  • The value of investments and any income will fluctuate (this may partly be the result of exchange rate fluctuations) and investors may not get back the full amount invested.


    When investing in less developed countries, you should be prepared to accept significantly large fluctuations in value.


    Debt instruments are exposed to credit risk which is the ability of the borrower to repay the interest and capital on the redemption date.


    Investments in debt instruments which are of lower credit quality may result in large fluctuations in value.


    Changes in interest rates will result in fluctuations in value. 

Important information

  • Data as of 15 September 2021 unless stated otherwise.

    This document is marketing material and is not intended as a recommendation to invest in any particular asset class, security or strategy. Regulatory requirements that require impartiality of investment/investment strategy recommendations are therefore not applicable nor are any prohibitions to trade before publication. The information provided is for illustrative purposes only, it should not be relied upon as recommendations to buy or sell securities.
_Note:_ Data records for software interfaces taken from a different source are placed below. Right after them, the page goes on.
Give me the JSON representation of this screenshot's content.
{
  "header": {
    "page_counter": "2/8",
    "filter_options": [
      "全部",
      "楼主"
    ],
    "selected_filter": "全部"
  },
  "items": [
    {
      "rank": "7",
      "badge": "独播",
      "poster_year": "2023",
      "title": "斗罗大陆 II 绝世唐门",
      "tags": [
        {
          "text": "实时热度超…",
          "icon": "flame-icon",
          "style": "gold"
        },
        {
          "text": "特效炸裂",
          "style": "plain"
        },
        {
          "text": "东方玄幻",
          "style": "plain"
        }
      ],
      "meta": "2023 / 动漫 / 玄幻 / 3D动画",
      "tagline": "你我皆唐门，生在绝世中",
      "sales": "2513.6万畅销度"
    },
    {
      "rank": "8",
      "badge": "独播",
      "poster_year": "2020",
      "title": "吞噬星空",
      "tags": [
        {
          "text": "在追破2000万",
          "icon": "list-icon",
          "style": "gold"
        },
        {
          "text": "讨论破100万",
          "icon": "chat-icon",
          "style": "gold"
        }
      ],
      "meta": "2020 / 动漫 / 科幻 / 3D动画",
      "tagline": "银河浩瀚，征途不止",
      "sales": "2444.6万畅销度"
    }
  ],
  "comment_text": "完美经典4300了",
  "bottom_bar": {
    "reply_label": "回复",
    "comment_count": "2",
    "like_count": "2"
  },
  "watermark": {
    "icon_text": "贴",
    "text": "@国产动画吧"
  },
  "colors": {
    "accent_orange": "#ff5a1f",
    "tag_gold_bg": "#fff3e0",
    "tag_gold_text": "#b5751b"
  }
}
    Where individuals or the business have expressed opinions, they are based on current market conditions, they may differ from those of other investment professionals, they are subject to change without notice and are not to be construed as investment advice.